People aged over 55 rushing to get vaccinated

People aged over 55 rushing to get vaccinated

People aged over 55 rushing to get vaccinated

People aged between 55 and 59 are flocking to hospitals to have their first dose of the vaccine against COVID-19, after the government this week widened the scope of the inoculation drive to cover this age group.

E-Nabız, a website, which shows if people are eligible for the vaccine and handles the jab appointments, was not accessible for some time in the face of large number of requests.

There are some 4.6 million citizens aged between 55 and 59 in Turkey.

People need to arrange an appointment to have their first and second doses of the coronavirus jab.

They formed long lines in front of hospitals, waiting for their turn, sometimes for hours, to get the jab.

Due to this strong demand for the vaccines, there were some chaotic scenes and delays at the vaccination sites.

There are several reasons for this rush and long lines which Turkey has not seen before since the inoculation drive was rolled out on Jan. 14.

Individuals in this age group are believed to be people that are more aware of the benefits of the vaccine compared to elderly people, who had been inoculated in the earlier stages of the jab drive.

Health Minister Fahrettin Koca earlier said that some 24 percent of people aged over 65 had not received their shots, skipping their vaccination appointments.

People aged over 55 mostly chose the Pfizer/BioNTech vaccine over the Chinese vaccine CoronoVac.

But Turkey for the time being has a limited amount of Pfizer/BioNTech vaccines and that particular injection is available at only selected hospitals due to storage issues.

With a combination of all those factors, Turkey’s hospitals experienced something they did not probably expect.

Şişli Hamidiye Etfal Training and Research Hospital in Istanbul was one of those facilities.

People came to the hospital in the wee hours of the day to have their shots.
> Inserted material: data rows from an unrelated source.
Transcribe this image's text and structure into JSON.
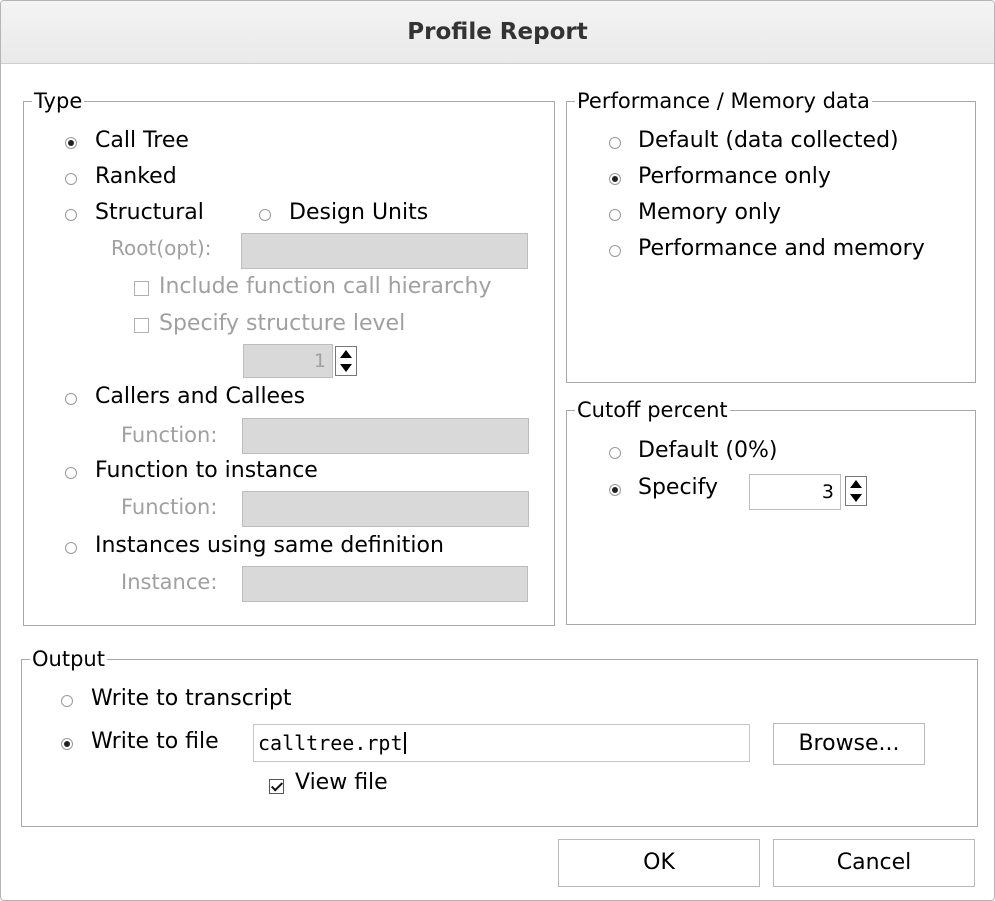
{
  "dialog": {
    "title": "Profile Report"
  },
  "type_group": {
    "legend": "Type",
    "call_tree": "Call Tree",
    "ranked": "Ranked",
    "structural": "Structural",
    "design_units": "Design Units",
    "root_label": "Root(opt):",
    "include_hierarchy": "Include function call hierarchy",
    "specify_level": "Specify structure level",
    "level_value": "1",
    "callers_callees": "Callers and Callees",
    "function_label_1": "Function:",
    "function_to_instance": "Function to instance",
    "function_label_2": "Function:",
    "instances_same_def": "Instances using same definition",
    "instance_label": "Instance:",
    "selected": "call_tree"
  },
  "perf_group": {
    "legend": "Performance / Memory data",
    "default": "Default (data collected)",
    "perf_only": "Performance only",
    "mem_only": "Memory only",
    "perf_and_mem": "Performance and memory",
    "selected": "perf_only"
  },
  "cutoff_group": {
    "legend": "Cutoff percent",
    "default": "Default (0%)",
    "specify": "Specify",
    "specify_value": "3",
    "selected": "specify"
  },
  "output_group": {
    "legend": "Output",
    "write_transcript": "Write to transcript",
    "write_file": "Write to file",
    "file_value": "calltree.rpt",
    "browse": "Browse...",
    "view_file": "View file",
    "view_file_checked": true,
    "selected": "write_file"
  },
  "buttons": {
    "ok": "OK",
    "cancel": "Cancel"
  }
}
But in the face of the flood of people, the appointments were delayed, resulting in quarrels between the hospital staff and people. Things improved later after additional vaccines were delivered to the hospital.

“I have been waiting for this for a year. As soon as I figured I was eligible for the vaccine, I arranged an appointment. They stopped the vaccination because they ran out of the jabs. But the inoculation resumed after the vaccines arrived,” said the 56-year old Yurdagül Bezirgan, a local.

Turkey began the vaccination program initially with the Chinese vaccine and recently started to use the Pfizer/BioNTech jab.

To date, more than 20.5 million doses have been administered. Nearly 12.7 million people have received the first dose, while another 7.9 million have been given both doses.

Meanwhile, the government is weighing possible options to bring the outbreak under control.

The cabinet is expected to discuss whether the partial lockdown imposed for two weeks during the Islamic holy month of Ramadan should be extended at its meeting next week.

Among those options are closing crowded public places and shopping centers and a possible four-day lockdown during Eid al-Fitr.